Or when one of Nico’s bandmates’ ‘pale face and thick, black-framed glasses seem an ironic twist on what rock-and-roll guitarists generally look like.’
And things are going along swimmingly until
Blanche Bianca Ingram (THAT IS ALMOST LITERALLY THE SAME NAME) shows up to photograph the band and sit next to Nico as ‘the bright manicured nails of her slender hand rest intimately on his forearm.’ Which is…a weird way to touch someone, nails-first.
And then Ambrose shows up and is mysteriously attacked in the attic with a steak knife, and the doctor is secretly called and is like, ‘This is an ugly wound. You say she used a steak knife to do this?’ and Nico is all, ‘She tried to…I got it away from her, but not before she’d done some damage.’ And I’m like, So…she did, then. None of this ‘tried to.’ Give Bertha her due.
And then Nico asks Jane to marry him in a scene NOT ENTIRELY UNLIKE the one in JE, and then Ambrose shows up and is like

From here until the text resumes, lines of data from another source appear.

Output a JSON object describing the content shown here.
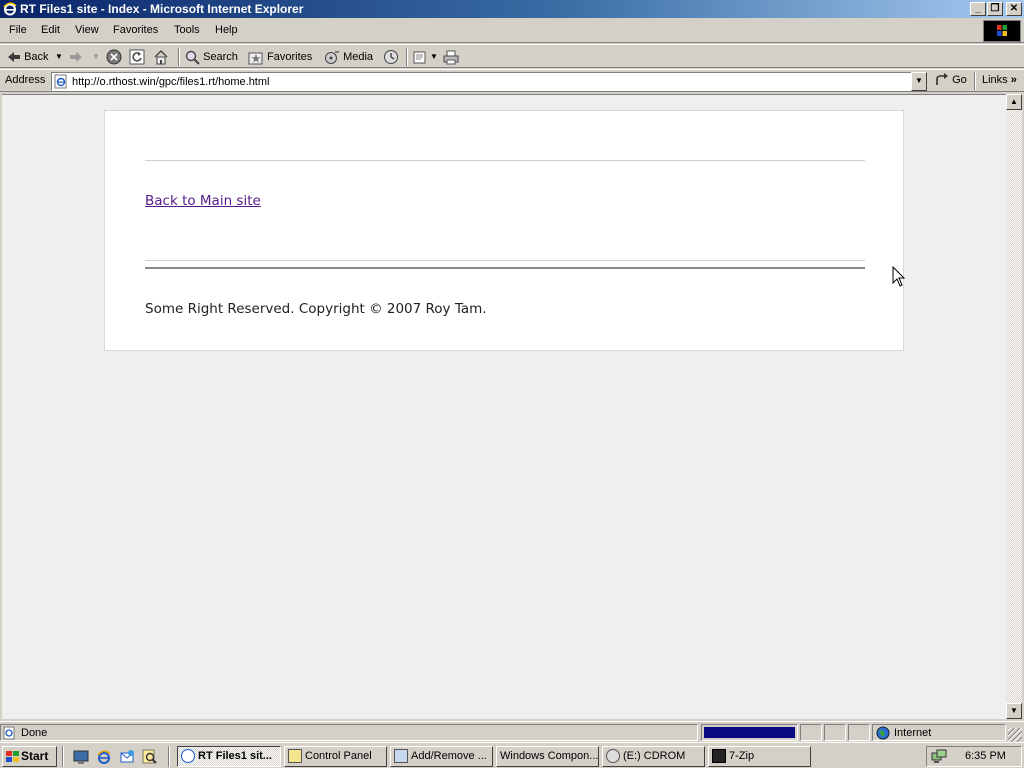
{
  "window": {
    "title": "RT Files1 site - Index - Microsoft Internet Explorer",
    "minimize_glyph": "_",
    "maximize_glyph": "❐",
    "close_glyph": "✕"
  },
  "menu": {
    "items": [
      "File",
      "Edit",
      "View",
      "Favorites",
      "Tools",
      "Help"
    ]
  },
  "toolbar": {
    "back_label": "Back",
    "search_label": "Search",
    "favorites_label": "Favorites",
    "media_label": "Media"
  },
  "address_bar": {
    "label": "Address",
    "url": "http://o.rthost.win/gpc/files1.rt/home.html",
    "go_label": "Go",
    "links_label": "Links"
  },
  "page": {
    "back_link_text": "Back to Main site",
    "copyright_text": "Some Right Reserved. Copyright © 2007 Roy Tam."
  },
  "status_bar": {
    "status_text": "Done",
    "zone_text": "Internet"
  },
  "taskbar": {
    "start_label": "Start",
    "tasks": [
      {
        "label": "RT Files1 sit...",
        "active": true
      },
      {
        "label": "Control Panel",
        "active": false
      },
      {
        "label": "Add/Remove ...",
        "active": false
      },
      {
        "label": "Windows Compon...",
        "active": false
      },
      {
        "label": "(E:) CDROM",
        "active": false
      },
      {
        "label": "7-Zip",
        "active": false
      }
    ],
    "clock": "6:35 PM"
  },
  "colors": {
    "titlebar_start": "#0a246a",
    "titlebar_end": "#a6caf0",
    "link_visited": "#551a8b",
    "chrome_face": "#d4d0c8",
    "content_bg": "#efefef",
    "progress_fill": "#0a0a84"
  }
}
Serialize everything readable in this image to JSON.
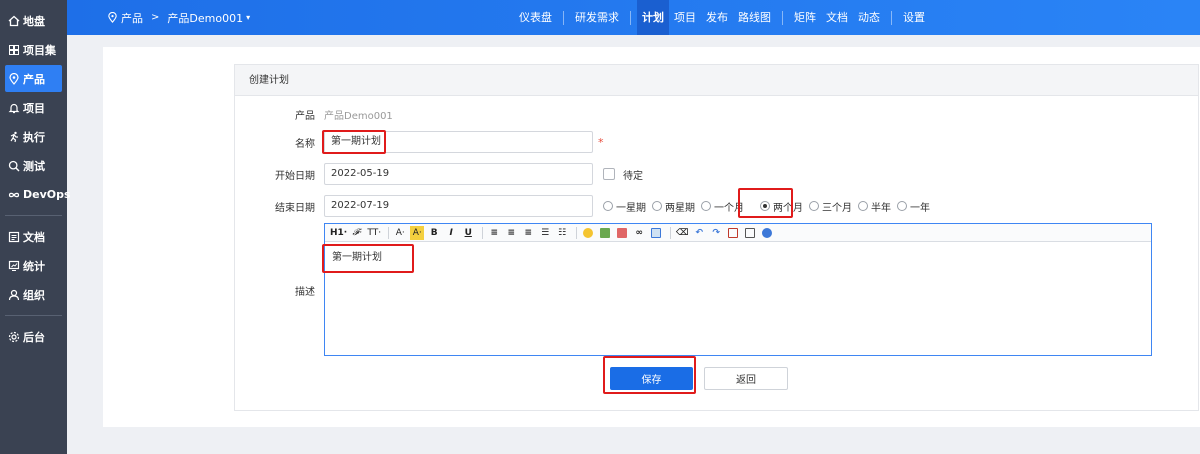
{
  "sidebar": {
    "items": [
      {
        "label": "地盘",
        "icon": "home-icon"
      },
      {
        "label": "项目集",
        "icon": "grid-icon"
      },
      {
        "label": "产品",
        "icon": "location-icon",
        "active": true
      },
      {
        "label": "项目",
        "icon": "bell-icon"
      },
      {
        "label": "执行",
        "icon": "run-icon"
      },
      {
        "label": "测试",
        "icon": "search-icon"
      },
      {
        "label": "DevOps",
        "icon": "infinity-icon"
      },
      {
        "label": "文档",
        "icon": "doc-icon"
      },
      {
        "label": "统计",
        "icon": "chart-icon"
      },
      {
        "label": "组织",
        "icon": "user-icon"
      },
      {
        "label": "后台",
        "icon": "gear-icon"
      }
    ]
  },
  "topbar": {
    "breadcrumb_root": "产品",
    "breadcrumb_current": "产品Demo001",
    "nav": [
      "仪表盘",
      "研发需求",
      "计划",
      "项目",
      "发布",
      "路线图",
      "矩阵",
      "文档",
      "动态",
      "设置"
    ],
    "active_nav": "计划"
  },
  "form": {
    "title": "创建计划",
    "product_label": "产品",
    "product_value": "产品Demo001",
    "name_label": "名称",
    "name_value": "第一期计划",
    "required_mark": "*",
    "start_label": "开始日期",
    "start_value": "2022-05-19",
    "pending_label": "待定",
    "end_label": "结束日期",
    "end_value": "2022-07-19",
    "duration_options": [
      "一星期",
      "两星期",
      "一个月",
      "两个月",
      "三个月",
      "半年",
      "一年"
    ],
    "duration_selected": "两个月",
    "desc_label": "描述",
    "desc_value": "第一期计划",
    "save_label": "保存",
    "back_label": "返回"
  },
  "editor_toolbar": {
    "h1": "H1·",
    "font": "𝓕·",
    "size": "TT·",
    "fontcolor": "A·",
    "bgcolor": "A·",
    "bold": "B",
    "italic": "I",
    "underline": "U"
  },
  "colors": {
    "sidebar_bg": "#3a4252",
    "topbar_bg": "#2a84f6",
    "accent": "#1a6de6",
    "highlight": "#e01b1b"
  }
}
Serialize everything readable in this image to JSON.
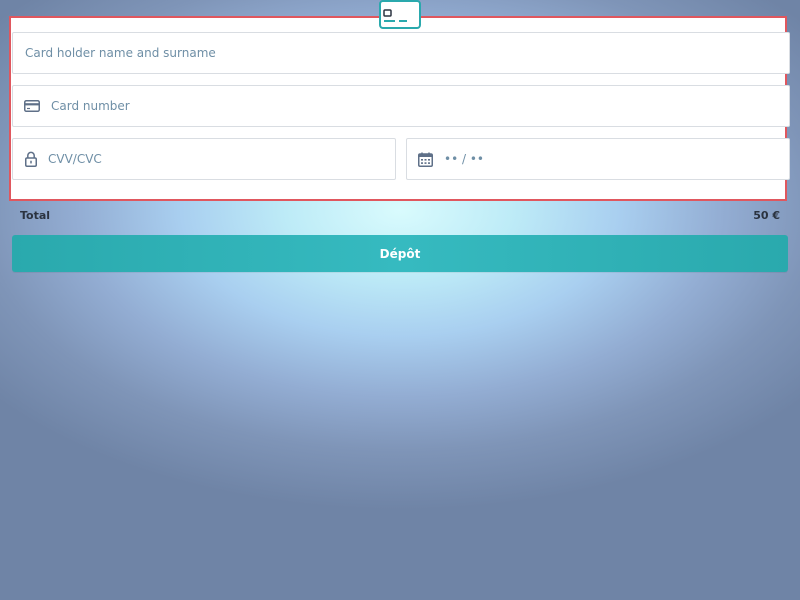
{
  "form": {
    "cardholder_placeholder": "Card holder name and surname",
    "card_number_placeholder": "Card number",
    "cvv_placeholder": "CVV/CVC",
    "expiry_placeholder": "•• / ••"
  },
  "summary": {
    "total_label": "Total",
    "total_value": "50 €"
  },
  "actions": {
    "deposit_label": "Dépôt"
  },
  "icons": {
    "top": "credit-card-icon",
    "card_number": "credit-card-icon",
    "cvv": "lock-icon",
    "expiry": "calendar-icon"
  },
  "colors": {
    "accent": "#2aa9ad",
    "highlight_border": "#e0575e",
    "placeholder_text": "#6f8fa6",
    "icon_stroke": "#5f7088"
  }
}
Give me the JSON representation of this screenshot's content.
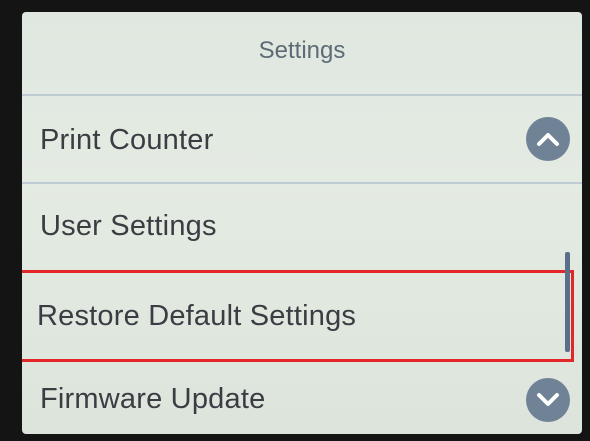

and then a scene follows almost verbatim from JE where Nico hunkers outside Jane’s room while she fails to cry and finally emerges, dry-eyed. They discuss his mad wife and why he couldn’t put her in a home because have you seen those? (which is a legit reason for 1847 but rings a little hollow in 2010) and why he couldn’t get a divorce or an annulment because he couldn’t do that to her (ibid and also SHE’S MAD. She’d never know).
THEN Jane hares off to Nowheresville and that weird novella-within-a-novel happens where she meets the Riverses and St John asks her to marry him but instead of leaving her money in the carriage, she thinks she can’t withdraw any cash because Nico will be able to track her, so INSTEAD of a distant relative dying and leaving her funds that make her, if not Mr Rochester’s social equal, at least not quite so much his dependent, she just decides like, Wait, I had a hot piece of ass there. Bigamy be damned.
So she comes back, the manor house has burned down,
Bertha Bibi is dead, Nico is very slightly maimed but could totally play guitar again if he’d just apply himself to his physio (which is a MADDDD cop-out from the battered and blinded Mr Rochester), and everyone lives HEA.
And the thing doesn’t work on so many levels. You can’t have Mr Rochester’s formality and reserve AND a rock star’s potty mouth. In fact, you can’t have Mr Rochester OR Jane outside of the 19th century. Their bizarre combinations of forthrightness and reserve DO NOT WORK on 21st century characters, or at least, not these ones.
The whole book is like when you copy-paste a sentence into a paragraph but forget to change it so that it makes sense.
Five caterpillars, since (soul patch aside) it’s not horribly written.